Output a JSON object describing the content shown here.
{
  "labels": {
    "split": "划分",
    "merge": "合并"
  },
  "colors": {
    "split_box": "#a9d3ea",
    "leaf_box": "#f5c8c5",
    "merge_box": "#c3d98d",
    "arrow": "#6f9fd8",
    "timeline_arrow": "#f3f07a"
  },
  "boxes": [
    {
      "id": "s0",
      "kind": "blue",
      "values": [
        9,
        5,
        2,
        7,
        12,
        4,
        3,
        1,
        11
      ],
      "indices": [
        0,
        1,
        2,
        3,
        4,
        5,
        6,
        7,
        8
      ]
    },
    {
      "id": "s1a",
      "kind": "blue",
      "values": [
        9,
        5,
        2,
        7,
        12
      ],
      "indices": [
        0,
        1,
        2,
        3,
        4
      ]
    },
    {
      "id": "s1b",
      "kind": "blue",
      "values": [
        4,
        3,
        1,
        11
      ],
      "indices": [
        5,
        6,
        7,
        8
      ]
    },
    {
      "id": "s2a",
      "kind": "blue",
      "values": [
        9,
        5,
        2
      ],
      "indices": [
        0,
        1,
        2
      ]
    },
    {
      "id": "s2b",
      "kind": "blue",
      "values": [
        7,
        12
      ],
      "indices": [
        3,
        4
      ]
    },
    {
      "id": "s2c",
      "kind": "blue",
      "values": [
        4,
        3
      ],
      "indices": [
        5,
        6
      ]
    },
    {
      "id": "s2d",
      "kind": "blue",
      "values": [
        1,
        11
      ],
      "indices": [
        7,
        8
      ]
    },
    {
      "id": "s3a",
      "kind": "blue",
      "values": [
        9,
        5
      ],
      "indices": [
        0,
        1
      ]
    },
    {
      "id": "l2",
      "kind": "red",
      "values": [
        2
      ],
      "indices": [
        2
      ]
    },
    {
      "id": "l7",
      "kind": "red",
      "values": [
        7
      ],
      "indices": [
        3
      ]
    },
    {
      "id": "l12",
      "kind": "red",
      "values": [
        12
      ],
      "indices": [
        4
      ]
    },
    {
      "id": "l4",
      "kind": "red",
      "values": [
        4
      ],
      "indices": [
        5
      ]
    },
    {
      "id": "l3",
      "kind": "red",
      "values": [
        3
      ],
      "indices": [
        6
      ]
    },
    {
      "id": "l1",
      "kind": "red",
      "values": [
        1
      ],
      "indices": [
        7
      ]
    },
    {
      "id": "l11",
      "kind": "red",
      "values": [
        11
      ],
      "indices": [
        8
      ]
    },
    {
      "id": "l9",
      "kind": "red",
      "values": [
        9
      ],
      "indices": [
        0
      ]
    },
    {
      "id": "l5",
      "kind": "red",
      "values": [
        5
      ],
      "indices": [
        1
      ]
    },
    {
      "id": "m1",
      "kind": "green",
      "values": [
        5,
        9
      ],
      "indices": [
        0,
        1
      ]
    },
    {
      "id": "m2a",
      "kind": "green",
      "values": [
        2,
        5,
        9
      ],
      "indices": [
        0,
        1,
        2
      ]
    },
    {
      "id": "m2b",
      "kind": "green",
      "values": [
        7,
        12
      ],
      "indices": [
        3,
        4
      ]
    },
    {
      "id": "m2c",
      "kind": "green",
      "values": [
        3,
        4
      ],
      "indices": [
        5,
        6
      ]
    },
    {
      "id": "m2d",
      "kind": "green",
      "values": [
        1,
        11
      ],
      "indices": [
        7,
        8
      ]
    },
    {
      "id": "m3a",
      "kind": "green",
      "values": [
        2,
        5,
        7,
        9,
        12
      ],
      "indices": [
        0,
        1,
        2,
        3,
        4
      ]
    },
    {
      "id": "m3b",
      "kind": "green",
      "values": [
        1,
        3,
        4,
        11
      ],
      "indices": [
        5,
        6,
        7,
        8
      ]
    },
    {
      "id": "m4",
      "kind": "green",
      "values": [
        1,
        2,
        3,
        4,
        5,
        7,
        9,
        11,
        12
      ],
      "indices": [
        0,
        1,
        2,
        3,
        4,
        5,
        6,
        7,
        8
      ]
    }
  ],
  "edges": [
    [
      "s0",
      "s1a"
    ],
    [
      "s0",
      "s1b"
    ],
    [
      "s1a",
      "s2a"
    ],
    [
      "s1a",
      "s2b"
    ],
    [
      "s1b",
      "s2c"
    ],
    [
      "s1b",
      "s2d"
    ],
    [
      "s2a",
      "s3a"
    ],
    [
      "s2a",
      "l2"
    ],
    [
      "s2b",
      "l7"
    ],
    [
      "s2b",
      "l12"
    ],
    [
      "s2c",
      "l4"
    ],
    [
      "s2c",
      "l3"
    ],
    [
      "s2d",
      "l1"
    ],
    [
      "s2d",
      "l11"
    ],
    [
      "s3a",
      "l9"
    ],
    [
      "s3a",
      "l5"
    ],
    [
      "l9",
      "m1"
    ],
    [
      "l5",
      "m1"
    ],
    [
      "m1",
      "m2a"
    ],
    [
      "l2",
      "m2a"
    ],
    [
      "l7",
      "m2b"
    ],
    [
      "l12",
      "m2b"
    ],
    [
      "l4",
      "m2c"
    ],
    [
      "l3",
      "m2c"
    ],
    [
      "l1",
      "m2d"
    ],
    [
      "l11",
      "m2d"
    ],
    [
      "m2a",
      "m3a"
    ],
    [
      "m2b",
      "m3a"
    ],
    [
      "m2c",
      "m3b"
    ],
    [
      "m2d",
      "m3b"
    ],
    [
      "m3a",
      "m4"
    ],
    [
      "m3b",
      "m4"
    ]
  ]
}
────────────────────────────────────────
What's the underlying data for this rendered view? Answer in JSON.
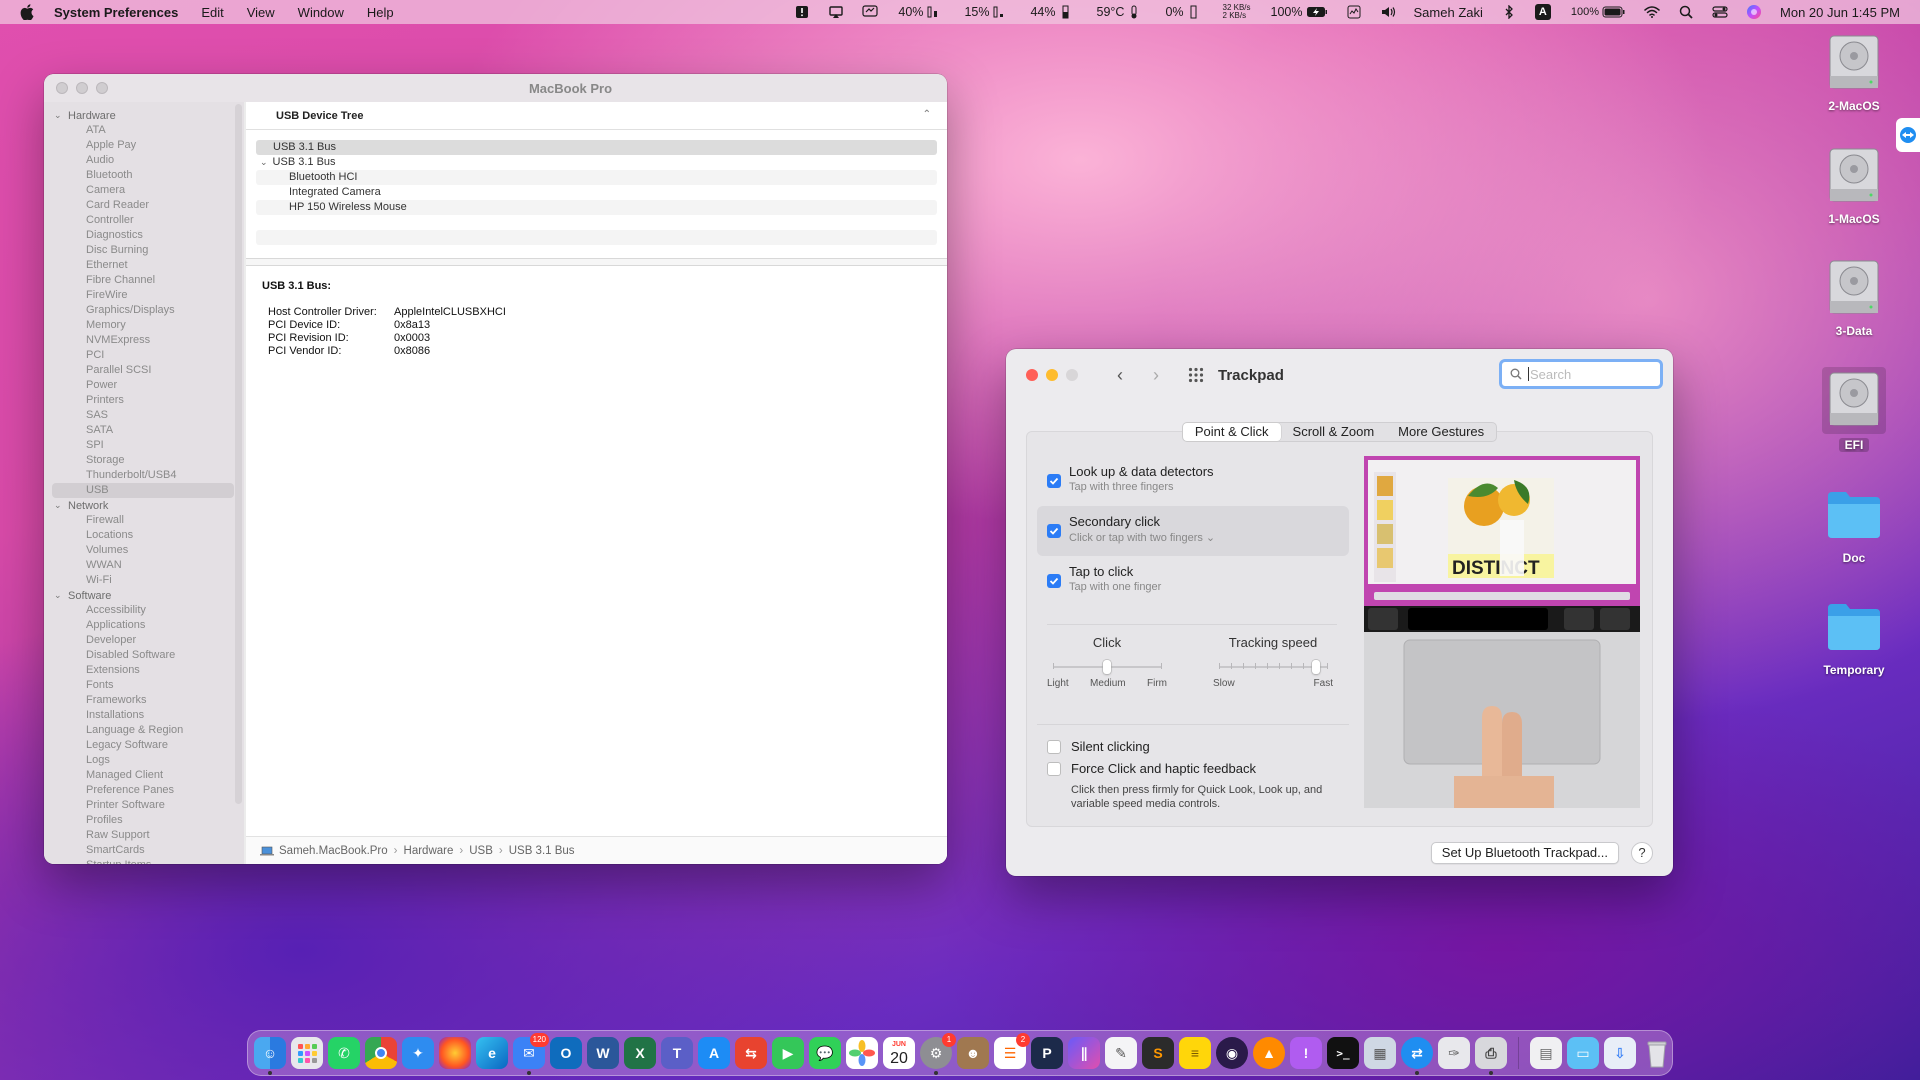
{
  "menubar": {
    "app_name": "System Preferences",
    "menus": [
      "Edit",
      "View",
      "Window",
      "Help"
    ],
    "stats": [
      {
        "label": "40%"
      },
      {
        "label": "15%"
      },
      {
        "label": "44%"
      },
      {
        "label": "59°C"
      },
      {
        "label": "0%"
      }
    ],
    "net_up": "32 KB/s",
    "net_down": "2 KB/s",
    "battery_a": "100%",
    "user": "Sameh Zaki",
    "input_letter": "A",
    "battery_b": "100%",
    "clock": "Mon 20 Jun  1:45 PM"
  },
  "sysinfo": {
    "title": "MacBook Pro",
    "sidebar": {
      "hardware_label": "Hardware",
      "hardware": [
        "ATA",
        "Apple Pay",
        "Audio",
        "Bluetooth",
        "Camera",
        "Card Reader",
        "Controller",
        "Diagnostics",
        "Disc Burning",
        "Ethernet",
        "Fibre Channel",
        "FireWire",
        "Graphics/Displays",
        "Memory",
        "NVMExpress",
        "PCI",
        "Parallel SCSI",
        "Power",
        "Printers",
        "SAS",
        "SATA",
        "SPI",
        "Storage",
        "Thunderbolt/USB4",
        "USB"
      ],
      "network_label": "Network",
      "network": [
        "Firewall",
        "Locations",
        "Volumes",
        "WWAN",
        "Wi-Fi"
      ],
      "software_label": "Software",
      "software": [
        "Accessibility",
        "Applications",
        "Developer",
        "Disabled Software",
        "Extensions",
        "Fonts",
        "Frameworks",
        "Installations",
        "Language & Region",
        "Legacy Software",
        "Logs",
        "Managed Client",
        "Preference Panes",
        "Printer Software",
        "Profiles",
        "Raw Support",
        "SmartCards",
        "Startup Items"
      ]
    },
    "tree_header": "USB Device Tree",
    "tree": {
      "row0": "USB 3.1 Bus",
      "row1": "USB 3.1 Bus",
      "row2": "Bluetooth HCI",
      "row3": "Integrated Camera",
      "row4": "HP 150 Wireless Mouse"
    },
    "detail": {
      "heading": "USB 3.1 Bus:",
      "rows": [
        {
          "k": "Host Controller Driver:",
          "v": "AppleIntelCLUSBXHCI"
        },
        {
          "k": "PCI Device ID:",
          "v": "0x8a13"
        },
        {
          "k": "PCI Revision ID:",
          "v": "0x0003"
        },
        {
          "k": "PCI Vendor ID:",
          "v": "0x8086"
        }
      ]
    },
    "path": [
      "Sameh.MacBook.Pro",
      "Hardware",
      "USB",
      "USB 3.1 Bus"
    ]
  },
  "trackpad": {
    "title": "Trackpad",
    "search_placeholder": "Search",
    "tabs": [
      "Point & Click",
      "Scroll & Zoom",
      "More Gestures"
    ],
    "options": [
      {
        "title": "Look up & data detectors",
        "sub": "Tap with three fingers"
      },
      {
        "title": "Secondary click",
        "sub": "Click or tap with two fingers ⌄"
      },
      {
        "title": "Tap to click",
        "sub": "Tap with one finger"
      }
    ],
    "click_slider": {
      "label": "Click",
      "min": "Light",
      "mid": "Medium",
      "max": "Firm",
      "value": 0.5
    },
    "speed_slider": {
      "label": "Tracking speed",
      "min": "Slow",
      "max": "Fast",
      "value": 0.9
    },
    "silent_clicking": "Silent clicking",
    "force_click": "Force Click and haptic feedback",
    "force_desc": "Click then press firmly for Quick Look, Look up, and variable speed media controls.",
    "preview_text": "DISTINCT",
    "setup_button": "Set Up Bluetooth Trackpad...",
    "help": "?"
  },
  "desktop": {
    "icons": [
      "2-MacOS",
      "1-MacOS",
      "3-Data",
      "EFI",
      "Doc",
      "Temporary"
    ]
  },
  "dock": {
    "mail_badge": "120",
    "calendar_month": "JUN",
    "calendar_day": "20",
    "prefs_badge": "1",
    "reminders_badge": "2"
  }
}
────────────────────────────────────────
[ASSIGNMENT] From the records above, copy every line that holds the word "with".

[ANSWER SPACE]
        "sub": "Tap with three fingers"
        "sub": "Click or tap with two fingers ⌄"
        "sub": "Tap with one finger"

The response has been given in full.